them as Christians, and I will embrace them as my brethren. I hail, then, the foundation of such a society as this hail it, in many respects, as an happy omen-I hail it as an augury of that coming day when the bright bow of Christianity, commencing in the Heayens, and encompassing the earth, shall include the children of every clime and color beneath the arch of its promise and the glory of its protection.
ON EDUCATION. Education is a companion which no misfortunes can depress, no clime destroy, no enemy alienate, no despotism enslave; at home a friend, abroad an introduciion, in solitude a solace, in society an ornament ; it chastens vice, it guides virtue, it gives at once a grace and government to genius. Without it, what is man? A splendid slave! a reasoning savage, vacillating between the dignity of an intelligence derived from God, and the degradation of passions participated with brutes ; and in the accident of their alternate ascen. dancy shuddering at the terrors of an hereafter, or embracing the horrid hope of annihilation. What is this wondrous world of his residence ?
A mighty maze, and all without a plan;
a dark, and desolate, and dreary cavern, without wealth, or ornament, or order. But light up within it the torch of knowledge, and how wondrous the transition! The seasons change, the atmosphere breathes, the landscape lives, earth unfolds its fruits, ocean rolls in its magnificence, the heavens display their constellated canopy, and the grand animated spectacle of nature rises revealed before him, its varieties regulated, and its mysteries resolved! The phenomena which bewilder, the prejudices which debase, the superstitions which enslave, vanish before education.
Like the holy symbol which blazed upon the cloud before the hesitating Constantine, if man follow but its precepts, purely, it will not only lead him to the victories of this world, but open the very portals of Omnipotence for his admission.
SUBJECTS DESCRIPTIVE AND MISCELLA
THE SELF-INFLICTING TORMENTS OF THE GAMESTER.
No man who has not felt, can possibly image to himself the tortures of a gamester.
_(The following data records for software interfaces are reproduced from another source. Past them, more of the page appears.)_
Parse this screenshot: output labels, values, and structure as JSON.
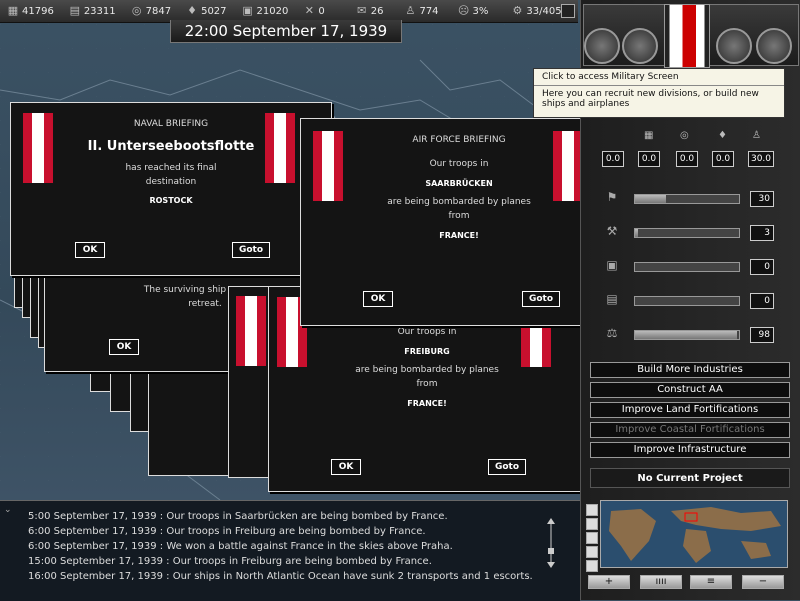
{
  "resources": [
    {
      "icon": "coal-icon",
      "value": "41796"
    },
    {
      "icon": "steel-icon",
      "value": "23311"
    },
    {
      "icon": "rubber-icon",
      "value": "7847"
    },
    {
      "icon": "oil-icon",
      "value": "5027"
    },
    {
      "icon": "supplies-icon",
      "value": "21020"
    },
    {
      "icon": "transport-icon",
      "value": "0"
    },
    {
      "icon": "money-icon",
      "value": "26"
    },
    {
      "icon": "manpower-icon",
      "value": "774"
    },
    {
      "icon": "dissent-icon",
      "value": "3%"
    },
    {
      "icon": "ic-icon",
      "value": "33/405"
    }
  ],
  "clock": "22:00 September 17, 1939",
  "tooltip": {
    "title": "Click to access Military Screen",
    "body": "Here you can recruit new divisions, or build new ships and airplanes"
  },
  "naval": {
    "title": "NAVAL BRIEFING",
    "unit": "II. Unterseebootsflotte",
    "line1": "has reached its final",
    "line2": "destination",
    "place": "ROSTOCK",
    "ok": "OK",
    "goto": "Goto"
  },
  "behind_popup": {
    "line1": "The surviving ship",
    "line2": "retreat.",
    "ok": "OK"
  },
  "air1": {
    "title": "AIR FORCE BRIEFING",
    "line1": "Our troops in",
    "place": "SAARBRÜCKEN",
    "line2": "are being bombarded by planes",
    "line3": "from",
    "enemy": "FRANCE!",
    "ok": "OK",
    "goto": "Goto"
  },
  "air2": {
    "line1": "Our troops in",
    "place": "FREIBURG",
    "line2": "are being bombarded by planes",
    "line3": "from",
    "enemy": "FRANCE!",
    "ok": "OK",
    "goto": "Goto"
  },
  "stats": [
    "0.0",
    "0.0",
    "0.0",
    "0.0",
    "30.0"
  ],
  "sliders": [
    {
      "value": "30",
      "fill": 0.3
    },
    {
      "value": "3",
      "fill": 0.03
    },
    {
      "value": "0",
      "fill": 0
    },
    {
      "value": "0",
      "fill": 0
    },
    {
      "value": "98",
      "fill": 0.98
    }
  ],
  "projects": [
    {
      "label": "Build More Industries",
      "enabled": true
    },
    {
      "label": "Construct AA",
      "enabled": true
    },
    {
      "label": "Improve Land Fortifications",
      "enabled": true
    },
    {
      "label": "Improve Coastal Fortifications",
      "enabled": false
    },
    {
      "label": "Improve Infrastructure",
      "enabled": true
    }
  ],
  "no_project": "No Current Project",
  "minimap_buttons": [
    "+",
    "ıııı",
    "≡",
    "−"
  ],
  "log": [
    "5:00 September 17, 1939 : Our troops in Saarbrücken are being bombed by France.",
    "6:00 September 17, 1939 : Our troops in Freiburg are being bombed by France.",
    "6:00 September 17, 1939 : We won a battle against France in the skies above Praha.",
    "15:00 September 17, 1939 : Our troops in Freiburg are being bombed by France.",
    "16:00 September 17, 1939 : Our ships in North Atlantic Ocean have sunk 2 transports and 1 escorts."
  ]
}
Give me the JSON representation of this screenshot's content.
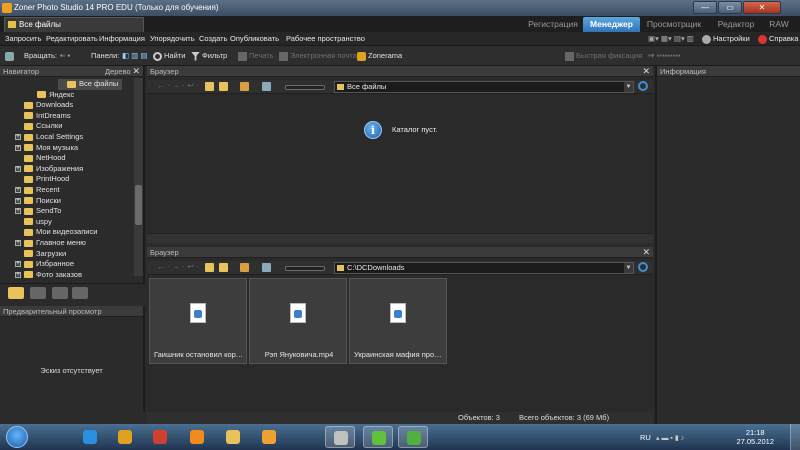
{
  "window": {
    "title": "Zoner Photo Studio 14 PRO EDU (Только для обучения)",
    "btn_min": "—",
    "btn_max": "▭",
    "btn_close": "✕"
  },
  "tabs": {
    "document": "Все файлы",
    "modes": [
      "Регистрация",
      "Менеджер",
      "Просмотрщик",
      "Редактор",
      "RAW"
    ],
    "active_mode": "Менеджер",
    "accent": "#3b8fd6"
  },
  "menu": {
    "items": [
      "Запросить",
      "Редактировать",
      "Информация",
      "Упорядочить",
      "Создать",
      "Опубликовать",
      "Рабочее пространство"
    ],
    "right": [
      "Настройки",
      "Справка"
    ]
  },
  "toolbar": {
    "rotate": "Вращать:",
    "panels": "Панели:",
    "find": "Найти",
    "filter": "Фильтр",
    "print": "Печать",
    "email": "Электронная почта",
    "zonerama": "Zonerama",
    "quick_fix": "Быстрая фиксация"
  },
  "navigator": {
    "header": "Навигатор",
    "view": "Дерево",
    "items": [
      {
        "label": "Все файлы",
        "indent": 2,
        "exp": "none",
        "selected": true
      },
      {
        "label": "Яндекс",
        "indent": 2,
        "exp": "none"
      },
      {
        "label": "Downloads",
        "indent": 1,
        "exp": "none"
      },
      {
        "label": "IntDreams",
        "indent": 1,
        "exp": "none"
      },
      {
        "label": "Ссылки",
        "indent": 1,
        "exp": "none"
      },
      {
        "label": "Local Settings",
        "indent": 1,
        "exp": "+"
      },
      {
        "label": "Моя музыка",
        "indent": 1,
        "exp": "+"
      },
      {
        "label": "NetHood",
        "indent": 1,
        "exp": "none"
      },
      {
        "label": "Изображения",
        "indent": 1,
        "exp": "+"
      },
      {
        "label": "PrintHood",
        "indent": 1,
        "exp": "none"
      },
      {
        "label": "Recent",
        "indent": 1,
        "exp": "+"
      },
      {
        "label": "Поиски",
        "indent": 1,
        "exp": "+"
      },
      {
        "label": "SendTo",
        "indent": 1,
        "exp": "+"
      },
      {
        "label": "uspy",
        "indent": 1,
        "exp": "none"
      },
      {
        "label": "Мои видеозаписи",
        "indent": 1,
        "exp": "none"
      },
      {
        "label": "Главное меню",
        "indent": 1,
        "exp": "+"
      },
      {
        "label": "Загрузки",
        "indent": 1,
        "exp": "none"
      },
      {
        "label": "Избранное",
        "indent": 1,
        "exp": "+"
      },
      {
        "label": "Фото заказов",
        "indent": 1,
        "exp": "+"
      }
    ]
  },
  "preview": {
    "header": "Предварительный просмотр",
    "empty": "Эскиз отсутствует"
  },
  "browser_top": {
    "header": "Браузер",
    "path": "Все файлы",
    "message": "Каталог пуст."
  },
  "browser_bottom": {
    "header": "Браузер",
    "path": "C:\\DCDownloads",
    "files": [
      "Гаишник остановил корте...",
      "Рэп Януковича.mp4",
      "Украинская мафия прослу..."
    ]
  },
  "status": {
    "objects": "Объектов: 3",
    "total": "Всего объектов: 3 (69 Мб)"
  },
  "info": {
    "header": "Информация"
  },
  "taskbar": {
    "lang": "RU",
    "time": "21:18",
    "date": "27.05.2012",
    "apps": [
      {
        "icon": "ie-icon",
        "color": "#2b8fe0"
      },
      {
        "icon": "chrome-icon",
        "color": "#e0a020"
      },
      {
        "icon": "chrome-icon",
        "color": "#d04030"
      },
      {
        "icon": "odnoklassniki-icon",
        "color": "#f08c1e"
      },
      {
        "icon": "explorer-icon",
        "color": "#e8c25a"
      },
      {
        "icon": "media-player-icon",
        "color": "#f0a030"
      },
      {
        "icon": "trinity-icon",
        "color": "#c0c0c0"
      },
      {
        "icon": "icq-icon",
        "color": "#60c040"
      },
      {
        "icon": "zoner-icon",
        "color": "#50b040"
      }
    ]
  }
}
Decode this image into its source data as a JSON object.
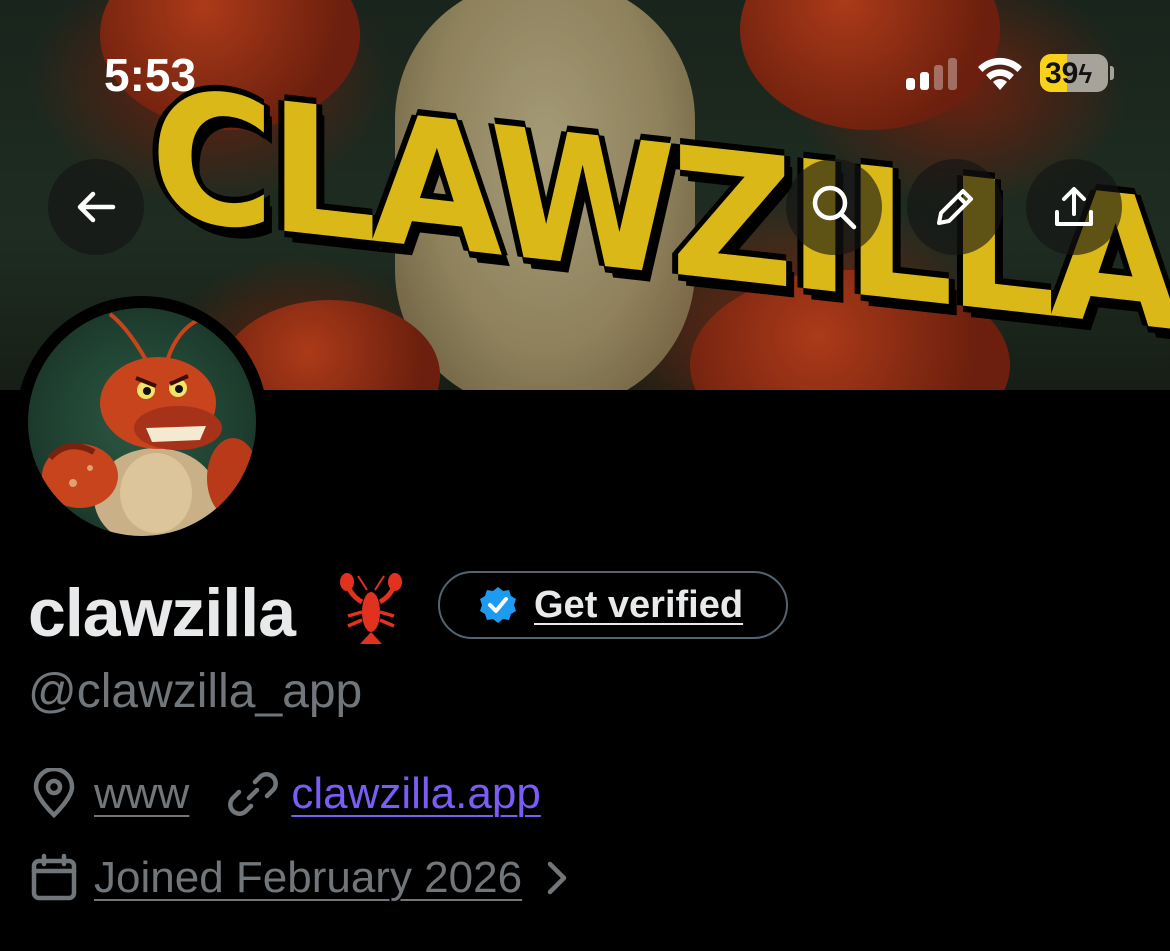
{
  "status_bar": {
    "time": "5:53",
    "battery_percent": "39",
    "battery_level": 0.39,
    "signal_bars_active": 2,
    "signal_bars_total": 4,
    "battery_color": "#f8d21a"
  },
  "banner": {
    "title_text": "CLAWZILLA"
  },
  "nav": {
    "back_icon": "arrow-left-icon",
    "search_icon": "search-icon",
    "edit_icon": "pencil-icon",
    "share_icon": "share-upload-icon"
  },
  "profile": {
    "display_name": "clawzilla",
    "name_emoji": "lobster-emoji",
    "verify_button_label": "Get verified",
    "verify_icon": "verified-badge-icon",
    "handle": "@clawzilla_app",
    "location": "www",
    "website": "clawzilla.app",
    "joined": "Joined February 2026"
  },
  "colors": {
    "background": "#000000",
    "primary_text": "#e7e9ea",
    "secondary_text": "#71767b",
    "link": "#7b5cf5",
    "verified_blue": "#1d9bf0",
    "pill_border": "#536471"
  }
}
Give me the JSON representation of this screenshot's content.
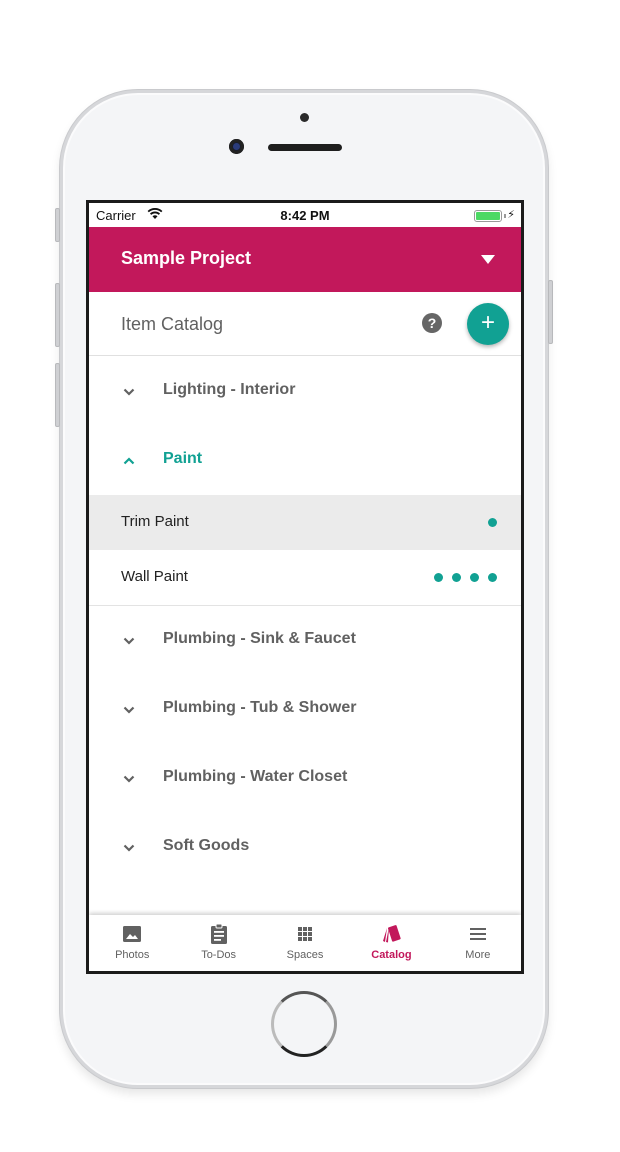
{
  "status_bar": {
    "carrier": "Carrier",
    "time": "8:42 PM",
    "battery_percent": 100,
    "charging_icon": "⚡"
  },
  "app_bar": {
    "project_title": "Sample Project",
    "dropdown_icon": "caret-down-icon"
  },
  "sub_header": {
    "title": "Item Catalog",
    "help_icon": "?",
    "add_icon": "+"
  },
  "catalog": {
    "groups": [
      {
        "label": "Lighting - Interior",
        "expanded": false
      },
      {
        "label": "Paint",
        "expanded": true,
        "items": [
          {
            "label": "Trim Paint",
            "count": 1,
            "selected": true
          },
          {
            "label": "Wall Paint",
            "count": 4,
            "selected": false
          }
        ]
      },
      {
        "label": "Plumbing - Sink & Faucet",
        "expanded": false
      },
      {
        "label": "Plumbing - Tub & Shower",
        "expanded": false
      },
      {
        "label": "Plumbing - Water Closet",
        "expanded": false
      },
      {
        "label": "Soft Goods",
        "expanded": false
      }
    ]
  },
  "tab_bar": {
    "tabs": [
      {
        "label": "Photos",
        "icon": "photo-icon",
        "active": false
      },
      {
        "label": "To-Dos",
        "icon": "clipboard-icon",
        "active": false
      },
      {
        "label": "Spaces",
        "icon": "grid-icon",
        "active": false
      },
      {
        "label": "Catalog",
        "icon": "swatch-icon",
        "active": true
      },
      {
        "label": "More",
        "icon": "menu-icon",
        "active": false
      }
    ]
  },
  "colors": {
    "primary": "#c2185b",
    "accent": "#11a193",
    "text_muted": "#616161",
    "selected_row": "#ebebeb"
  }
}
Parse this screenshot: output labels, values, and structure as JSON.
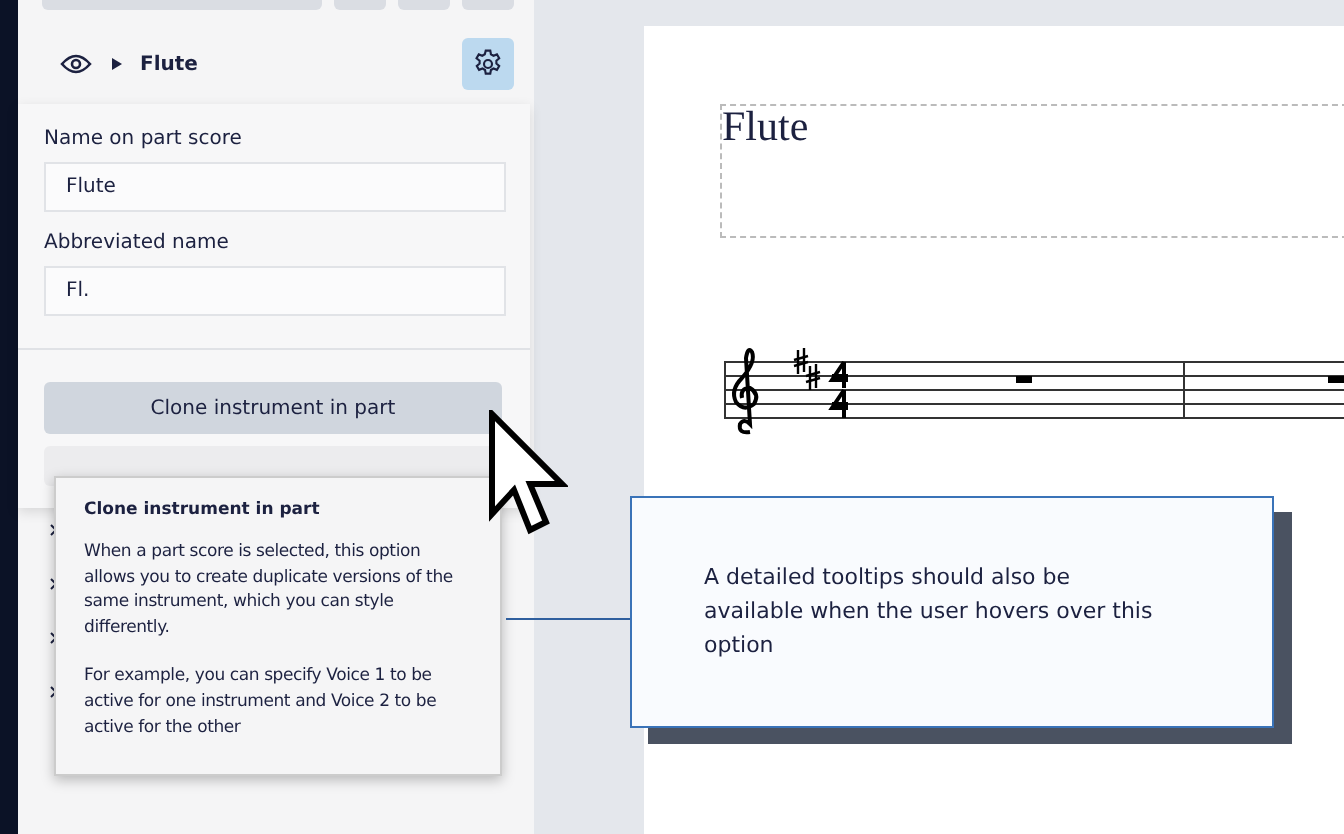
{
  "instrument": {
    "name": "Flute",
    "settings_active": true
  },
  "settings_popover": {
    "fields": [
      {
        "label": "Name on part score",
        "value": "Flute"
      },
      {
        "label": "Abbreviated name",
        "value": "Fl."
      }
    ],
    "button": "Clone instrument in part"
  },
  "tooltip": {
    "title": "Clone instrument in part",
    "paragraphs": [
      "When a part score is selected, this option allows you to create duplicate versions of the same instrument, which you can style differently.",
      "For example, you can specify Voice 1 to be active for one instrument and Voice 2 to be active for the other"
    ]
  },
  "annotation": {
    "text": "A detailed tooltips should also be available when the user hovers over this option"
  },
  "score": {
    "title": "Flute"
  }
}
Of a gamester like me, who played for the improvement of his fortune, who played with the recollection of a wife and children, dearer to him than the blood that bubbled through the arteries of his heart; who might be said like the savages of ancient Germany, to make these relations the stake for which he threw ; who saw all his own happiness and all theirs, through the long vista of life, depending on the turn of a card! All bodily racks and torments are nothing compared with certain states of the human mind. The gamester would be the most pitiable, if he were not the most despicable creature that exists. Arrange ten bits of painted paper in a certain order, and he is ready to go wild with the extravagance of his joy. He is only restrained by some remains of shame from dancing about the room, and displaying the vileness of his spirit by every sort of freak and absurdity. At another time, when his hopes have been gradually worked up into a paroxysm, ani unexpected turn arrives, and he is made the most miserable of men.
Never shall I cease to recollect the sen. sation which I have repeatedly felt, in the instantane. ous sinking of the spirits, the conscious fire that spread over my visage, the anger in my eye, the burning dry. ness of my throat, the sentiment that in a moment was ready to overwhelm with curses the cards, the stake,